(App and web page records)

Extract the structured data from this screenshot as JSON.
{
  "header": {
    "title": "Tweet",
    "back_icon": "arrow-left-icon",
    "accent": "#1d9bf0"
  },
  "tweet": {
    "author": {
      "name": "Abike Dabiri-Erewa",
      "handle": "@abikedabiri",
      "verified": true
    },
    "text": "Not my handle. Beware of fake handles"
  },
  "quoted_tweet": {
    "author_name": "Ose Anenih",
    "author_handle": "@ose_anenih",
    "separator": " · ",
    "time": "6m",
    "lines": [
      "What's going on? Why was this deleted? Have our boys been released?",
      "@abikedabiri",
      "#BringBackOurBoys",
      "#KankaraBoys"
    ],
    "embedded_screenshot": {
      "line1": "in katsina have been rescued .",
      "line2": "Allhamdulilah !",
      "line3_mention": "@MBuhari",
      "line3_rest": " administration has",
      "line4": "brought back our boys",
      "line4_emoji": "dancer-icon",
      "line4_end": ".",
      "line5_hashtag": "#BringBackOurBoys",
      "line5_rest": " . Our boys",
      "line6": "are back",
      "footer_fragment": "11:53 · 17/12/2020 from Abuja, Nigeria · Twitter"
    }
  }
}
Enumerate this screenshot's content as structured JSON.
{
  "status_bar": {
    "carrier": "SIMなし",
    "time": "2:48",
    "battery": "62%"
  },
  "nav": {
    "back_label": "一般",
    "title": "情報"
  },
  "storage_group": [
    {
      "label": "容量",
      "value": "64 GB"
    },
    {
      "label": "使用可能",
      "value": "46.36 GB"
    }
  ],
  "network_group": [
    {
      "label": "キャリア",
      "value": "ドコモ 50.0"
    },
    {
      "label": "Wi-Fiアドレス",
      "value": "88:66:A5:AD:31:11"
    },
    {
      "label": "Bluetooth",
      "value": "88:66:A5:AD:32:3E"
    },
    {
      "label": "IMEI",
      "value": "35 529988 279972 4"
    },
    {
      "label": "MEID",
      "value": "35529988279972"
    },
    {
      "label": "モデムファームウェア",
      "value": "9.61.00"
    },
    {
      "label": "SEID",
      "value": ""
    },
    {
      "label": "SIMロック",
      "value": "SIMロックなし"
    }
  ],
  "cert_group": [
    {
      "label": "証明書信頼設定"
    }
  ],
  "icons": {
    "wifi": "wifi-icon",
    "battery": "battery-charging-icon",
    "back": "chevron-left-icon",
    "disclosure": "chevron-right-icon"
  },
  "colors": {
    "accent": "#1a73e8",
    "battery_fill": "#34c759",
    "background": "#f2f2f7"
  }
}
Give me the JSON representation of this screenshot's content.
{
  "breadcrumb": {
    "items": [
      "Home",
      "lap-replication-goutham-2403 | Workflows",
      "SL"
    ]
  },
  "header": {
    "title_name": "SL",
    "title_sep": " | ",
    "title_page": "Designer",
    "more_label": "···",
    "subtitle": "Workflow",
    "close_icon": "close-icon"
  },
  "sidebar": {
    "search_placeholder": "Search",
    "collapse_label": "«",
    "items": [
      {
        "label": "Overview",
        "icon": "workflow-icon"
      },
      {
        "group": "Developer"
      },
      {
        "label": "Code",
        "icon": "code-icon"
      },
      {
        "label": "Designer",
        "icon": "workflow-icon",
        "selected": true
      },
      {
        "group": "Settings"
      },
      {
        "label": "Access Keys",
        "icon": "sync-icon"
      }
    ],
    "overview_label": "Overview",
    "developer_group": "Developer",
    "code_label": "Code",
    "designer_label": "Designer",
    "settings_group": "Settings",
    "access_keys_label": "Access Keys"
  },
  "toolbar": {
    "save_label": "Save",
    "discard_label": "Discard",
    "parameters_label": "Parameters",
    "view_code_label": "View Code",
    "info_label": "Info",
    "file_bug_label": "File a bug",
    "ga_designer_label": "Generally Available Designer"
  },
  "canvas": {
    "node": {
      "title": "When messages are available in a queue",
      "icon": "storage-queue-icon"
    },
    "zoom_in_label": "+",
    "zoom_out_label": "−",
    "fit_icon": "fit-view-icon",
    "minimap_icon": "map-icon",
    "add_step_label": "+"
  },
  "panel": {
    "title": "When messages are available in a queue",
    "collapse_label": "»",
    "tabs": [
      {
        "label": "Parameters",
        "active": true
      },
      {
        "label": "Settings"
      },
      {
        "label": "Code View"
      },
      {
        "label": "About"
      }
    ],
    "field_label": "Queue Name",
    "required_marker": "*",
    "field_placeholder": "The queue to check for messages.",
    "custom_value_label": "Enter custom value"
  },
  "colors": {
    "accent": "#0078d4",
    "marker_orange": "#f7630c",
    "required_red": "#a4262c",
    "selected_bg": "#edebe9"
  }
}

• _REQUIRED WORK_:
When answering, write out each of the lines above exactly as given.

• _SOLUTION FOR THIS EXERCISE_:
Extract the structured data from this screenshot as JSON.
{
  "header": {
    "title": "Tweet",
    "back_icon": "arrow-left-icon",
    "accent": "#1d9bf0"
  },
  "tweet": {
    "author": {
      "name": "Abike Dabiri-Erewa",
      "handle": "@abikedabiri",
      "verified": true
    },
    "text": "Not my handle. Beware of fake handles"
  },
  "quoted_tweet": {
    "author_name": "Ose Anenih",
    "author_handle": "@ose_anenih",
    "separator": " · ",
    "time": "6m",
    "lines": [
      "What's going on? Why was this deleted? Have our boys been released?",
      "@abikedabiri",
      "#BringBackOurBoys",
      "#KankaraBoys"
    ],
    "embedded_screenshot": {
      "line1": "in katsina have been rescued .",
      "line2": "Allhamdulilah !",
      "line3_mention": "@MBuhari",
      "line3_rest": " administration has",
      "line4": "brought back our boys",
      "line4_emoji": "dancer-icon",
      "line4_end": ".",
      "line5_hashtag": "#BringBackOurBoys",
      "line5_rest": " . Our boys",
      "line6": "are back",
      "footer_fragment": "11:53 · 17/12/2020 from Abuja, Nigeria · Twitter"
    }
  }
}
Enumerate this screenshot's content as structured JSON.
{
  "status_bar": {
    "carrier": "SIMなし",
    "time": "2:48",
    "battery": "62%"
  },
  "nav": {
    "back_label": "一般",
    "title": "情報"
  },
  "storage_group": [
    {
      "label": "容量",
      "value": "64 GB"
    },
    {
      "label": "使用可能",
      "value": "46.36 GB"
    }
  ],
  "network_group": [
    {
      "label": "キャリア",
      "value": "ドコモ 50.0"
    },
    {
      "label": "Wi-Fiアドレス",
      "value": "88:66:A5:AD:31:11"
    },
    {
      "label": "Bluetooth",
      "value": "88:66:A5:AD:32:3E"
    },
    {
      "label": "IMEI",
      "value": "35 529988 279972 4"
    },
    {
      "label": "MEID",
      "value": "35529988279972"
    },
    {
      "label": "モデムファームウェア",
      "value": "9.61.00"
    },
    {
      "label": "SEID",
      "value": ""
    },
    {
      "label": "SIMロック",
      "value": "SIMロックなし"
    }
  ],
  "cert_group": [
    {
      "label": "証明書信頼設定"
    }
  ],
  "icons": {
    "wifi": "wifi-icon",
    "battery": "battery-charging-icon",
    "back": "chevron-left-icon",
    "disclosure": "chevron-right-icon"
  },
  "colors": {
    "accent": "#1a73e8",
    "battery_fill": "#34c759",
    "background": "#f2f2f7"
  }
}
Give me the JSON representation of this screenshot's content.
{
  "breadcrumb": {
    "items": [
      "Home",
      "lap-replication-goutham-2403 | Workflows",
      "SL"
    ]
  },
  "header": {
    "title_name": "SL",
    "title_sep": " | ",
    "title_page": "Designer",
    "more_label": "···",
    "subtitle": "Workflow",
    "close_icon": "close-icon"
  },
  "sidebar": {
    "search_placeholder": "Search",
    "collapse_label": "«",
    "items": [
      {
        "label": "Overview",
        "icon": "workflow-icon"
      },
      {
        "group": "Developer"
      },
      {
        "label": "Code",
        "icon": "code-icon"
      },
      {
        "label": "Designer",
        "icon": "workflow-icon",
        "selected": true
      },
      {
        "group": "Settings"
      },
      {
        "label": "Access Keys",
        "icon": "sync-icon"
      }
    ],
    "overview_label": "Overview",
    "developer_group": "Developer",
    "code_label": "Code",
    "designer_label": "Designer",
    "settings_group": "Settings",
    "access_keys_label": "Access Keys"
  },
  "toolbar": {
    "save_label": "Save",
    "discard_label": "Discard",
    "parameters_label": "Parameters",
    "view_code_label": "View Code",
    "info_label": "Info",
    "file_bug_label": "File a bug",
    "ga_designer_label": "Generally Available Designer"
  },
  "canvas": {
    "node": {
      "title": "When messages are available in a queue",
      "icon": "storage-queue-icon"
    },
    "zoom_in_label": "+",
    "zoom_out_label": "−",
    "fit_icon": "fit-view-icon",
    "minimap_icon": "map-icon",
    "add_step_label": "+"
  },
  "panel": {
    "title": "When messages are available in a queue",
    "collapse_label": "»",
    "tabs": [
      {
        "label": "Parameters",
        "active": true
      },
      {
        "label": "Settings"
      },
      {
        "label": "Code View"
      },
      {
        "label": "About"
      }
    ],
    "field_label": "Queue Name",
    "required_marker": "*",
    "field_placeholder": "The queue to check for messages.",
    "custom_value_label": "Enter custom value"
  },
  "colors": {
    "accent": "#0078d4",
    "marker_orange": "#f7630c",
    "required_red": "#a4262c",
    "selected_bg": "#edebe9"
  }
}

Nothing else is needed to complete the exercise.